One of the subjects we discussed was the problems faced when people are seeking to access various health services. Many of us who are, allegedly, relatively organised, with some knowledge of the health system and considerable resources in terms of access to the internet, telephones or a secure postal address, have stories about the problems we or loved ones have experienced when trying to get treatment and services, being passed from clinic to clinic, with different consultants and specialists dropping in and out. Tests, scans and medication are often determined within a silo, continuity of care is hard to ensure.  Appointments are cancelled at short notice, administration is often poor (this applies as much to the private sector as the NHS, the only difference often seeming to be more comfortable seats and a water cooler in the waiting rooms of the former).  How much harder for those with less personal resources and social capital?

Healthwatch, the independent champion for those who use health and social care services, produced a report last December which highlighted the additional problems faced by those who are experiencing homelessness. These included being unable to register with a General Practitioner because they didn’t have proof of address. Accessing any service was difficult, this could be again be linked to identification issues, but also ringing up to make appointments or being contactable could prove impossible. Homeless people often felt that their situation was poorly understood and that there is a reluctance to invest time and resources in their needs. They experienced significant problems in getting the range of help needed and often felt that they were penalised for struggling to comply with health advice or treatment regimes.

While a depressing tale, it is, in many ways, hardly surprising. But given the community as well as the individual consequences this situation is clearly of concern. Also, if we have a genuine commitment to addressing health inequalities, we surely need to focus on a group whose health out comes and life expectancy are so poor, with homeless men in England dying on average at 47, for women its even worse at 43.

Some great work has been undertaken. The Kings Fund are undertaking a major piece of work looking at access to health services for rough sleepers and the impact of ill health in preventing people getting off the streets, this is due to report in the autumn. At a practical level Pathway have developed models of care for the homeless and rough sleepers. Over the last decade they have brought together a network of professionals who are involved in the health care of excluded groups, including vulnerable migrants and sex workers.

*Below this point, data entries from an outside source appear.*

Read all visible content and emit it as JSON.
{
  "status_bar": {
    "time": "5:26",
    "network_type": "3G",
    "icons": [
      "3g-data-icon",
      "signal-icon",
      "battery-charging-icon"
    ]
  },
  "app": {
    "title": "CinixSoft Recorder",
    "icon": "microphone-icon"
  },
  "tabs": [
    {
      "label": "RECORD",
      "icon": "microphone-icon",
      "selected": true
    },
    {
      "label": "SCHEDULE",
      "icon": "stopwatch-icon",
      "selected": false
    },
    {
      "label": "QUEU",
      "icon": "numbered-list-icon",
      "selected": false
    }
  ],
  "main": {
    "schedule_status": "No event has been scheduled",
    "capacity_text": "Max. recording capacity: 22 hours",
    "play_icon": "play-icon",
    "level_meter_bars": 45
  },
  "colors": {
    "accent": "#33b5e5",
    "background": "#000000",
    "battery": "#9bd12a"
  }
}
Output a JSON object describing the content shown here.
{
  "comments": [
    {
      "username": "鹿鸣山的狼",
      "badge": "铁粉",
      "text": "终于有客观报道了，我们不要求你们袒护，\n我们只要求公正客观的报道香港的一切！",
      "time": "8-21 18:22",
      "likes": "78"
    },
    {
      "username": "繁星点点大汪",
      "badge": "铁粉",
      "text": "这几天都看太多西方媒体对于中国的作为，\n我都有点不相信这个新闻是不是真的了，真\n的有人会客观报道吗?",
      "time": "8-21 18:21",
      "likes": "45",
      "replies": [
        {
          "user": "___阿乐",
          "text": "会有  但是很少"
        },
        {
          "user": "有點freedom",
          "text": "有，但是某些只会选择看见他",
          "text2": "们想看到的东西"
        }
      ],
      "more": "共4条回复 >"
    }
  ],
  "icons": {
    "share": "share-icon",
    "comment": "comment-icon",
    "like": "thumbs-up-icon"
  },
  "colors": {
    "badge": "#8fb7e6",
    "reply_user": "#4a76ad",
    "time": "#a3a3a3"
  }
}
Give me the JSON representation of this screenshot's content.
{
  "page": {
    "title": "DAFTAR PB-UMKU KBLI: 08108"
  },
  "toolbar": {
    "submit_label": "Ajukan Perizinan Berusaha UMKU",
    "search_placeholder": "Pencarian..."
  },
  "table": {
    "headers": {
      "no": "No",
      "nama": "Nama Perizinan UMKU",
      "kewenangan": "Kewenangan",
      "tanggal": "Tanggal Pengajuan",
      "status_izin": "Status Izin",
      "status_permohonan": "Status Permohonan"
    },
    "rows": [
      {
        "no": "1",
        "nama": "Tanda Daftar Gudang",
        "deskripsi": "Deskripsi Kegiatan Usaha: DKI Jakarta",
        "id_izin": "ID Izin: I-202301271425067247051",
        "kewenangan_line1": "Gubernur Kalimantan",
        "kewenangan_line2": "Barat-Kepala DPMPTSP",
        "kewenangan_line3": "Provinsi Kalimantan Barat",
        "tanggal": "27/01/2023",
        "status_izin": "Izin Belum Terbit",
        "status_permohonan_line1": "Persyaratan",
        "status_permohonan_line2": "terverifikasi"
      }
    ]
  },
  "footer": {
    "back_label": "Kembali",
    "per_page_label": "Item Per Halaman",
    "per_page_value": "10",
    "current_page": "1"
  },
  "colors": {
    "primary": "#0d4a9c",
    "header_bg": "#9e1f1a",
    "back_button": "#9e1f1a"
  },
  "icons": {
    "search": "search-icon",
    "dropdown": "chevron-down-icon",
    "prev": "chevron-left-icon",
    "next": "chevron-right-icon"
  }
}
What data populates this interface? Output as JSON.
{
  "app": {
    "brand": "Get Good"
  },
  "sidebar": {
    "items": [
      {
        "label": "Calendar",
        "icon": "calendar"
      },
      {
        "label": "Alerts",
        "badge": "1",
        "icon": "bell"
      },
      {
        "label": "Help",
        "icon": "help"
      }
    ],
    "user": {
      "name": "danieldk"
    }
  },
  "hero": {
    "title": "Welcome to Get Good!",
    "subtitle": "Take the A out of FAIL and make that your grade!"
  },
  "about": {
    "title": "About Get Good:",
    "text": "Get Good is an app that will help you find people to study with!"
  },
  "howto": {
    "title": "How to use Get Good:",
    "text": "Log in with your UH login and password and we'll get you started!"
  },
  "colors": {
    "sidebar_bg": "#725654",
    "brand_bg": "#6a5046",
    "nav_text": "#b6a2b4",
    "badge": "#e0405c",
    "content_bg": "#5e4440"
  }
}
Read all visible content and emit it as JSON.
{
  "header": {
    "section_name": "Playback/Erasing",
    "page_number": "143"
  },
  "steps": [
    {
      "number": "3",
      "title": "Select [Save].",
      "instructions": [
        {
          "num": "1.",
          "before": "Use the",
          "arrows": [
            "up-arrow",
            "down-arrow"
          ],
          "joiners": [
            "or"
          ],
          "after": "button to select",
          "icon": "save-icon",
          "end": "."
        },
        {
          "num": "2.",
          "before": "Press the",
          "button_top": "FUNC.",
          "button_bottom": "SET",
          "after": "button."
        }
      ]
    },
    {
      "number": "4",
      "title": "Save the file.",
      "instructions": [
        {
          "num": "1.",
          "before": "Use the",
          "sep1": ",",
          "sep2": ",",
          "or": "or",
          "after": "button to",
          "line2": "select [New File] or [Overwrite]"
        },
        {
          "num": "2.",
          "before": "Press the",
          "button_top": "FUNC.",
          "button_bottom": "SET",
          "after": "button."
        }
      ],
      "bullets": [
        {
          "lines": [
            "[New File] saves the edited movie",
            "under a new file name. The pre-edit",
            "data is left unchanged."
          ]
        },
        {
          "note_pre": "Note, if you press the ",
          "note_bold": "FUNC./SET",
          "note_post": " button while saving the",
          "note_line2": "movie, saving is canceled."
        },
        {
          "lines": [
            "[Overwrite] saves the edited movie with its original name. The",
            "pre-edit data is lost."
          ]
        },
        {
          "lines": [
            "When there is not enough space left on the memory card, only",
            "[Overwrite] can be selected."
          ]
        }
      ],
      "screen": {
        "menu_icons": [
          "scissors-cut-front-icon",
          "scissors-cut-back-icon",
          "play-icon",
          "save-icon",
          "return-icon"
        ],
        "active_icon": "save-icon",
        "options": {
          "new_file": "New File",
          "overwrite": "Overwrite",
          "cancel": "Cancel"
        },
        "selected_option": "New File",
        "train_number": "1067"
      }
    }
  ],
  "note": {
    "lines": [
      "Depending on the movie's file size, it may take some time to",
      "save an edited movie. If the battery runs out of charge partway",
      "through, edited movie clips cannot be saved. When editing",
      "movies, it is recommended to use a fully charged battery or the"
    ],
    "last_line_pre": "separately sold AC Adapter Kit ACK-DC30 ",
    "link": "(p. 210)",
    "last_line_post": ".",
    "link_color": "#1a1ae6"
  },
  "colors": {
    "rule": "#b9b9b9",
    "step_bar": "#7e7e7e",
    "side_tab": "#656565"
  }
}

Their work combines compassion with the highest professional standards. I have met some of those who have benefited from the work of Pathway and the results have been truly transformative. In 11 hospitals they have established homeless healthcare teams. These help those in need deal with the whole range of problems they are coping with, be it physical ailments, mental health issues, substance misuse etc. It’s a system that seems to work. So, what are the magic ingredients?

Of course it is essential to have highly trained specialist doctors and nurses, the Pathway teams include a specialist GP, links to community services, someone who can help access accommodation and the immediate basics of fresh clothes and shoes can be provided, they have also established Pathway Care Navigators, someone with lived experience who can not only relate to the individual but guide them through the maze of officialdom and service structures.

The idea of a care navigator has utility way beyond dealing with the well-recognised marginalised groups. Parts of the NHS are exploring how it may not only help patients but also reduce demand on GPs. Let’s hope that the great work of Pathway, Find and Treat and other services leads to wholesale improvements that help people experiencing homelessness live significantly longer, healthier and happier lives. It may well be the case that this is an example of approaches developed to help the most marginalised benefits the mainstream. Many of us when we experience ill health will have other problems and issues in tow. When we are ill our ability to cope with even the most benign bureaucracy is reduced. We are not one dimensional, we cannot be reduced to a single pathology. We could all benefit from a good navigator.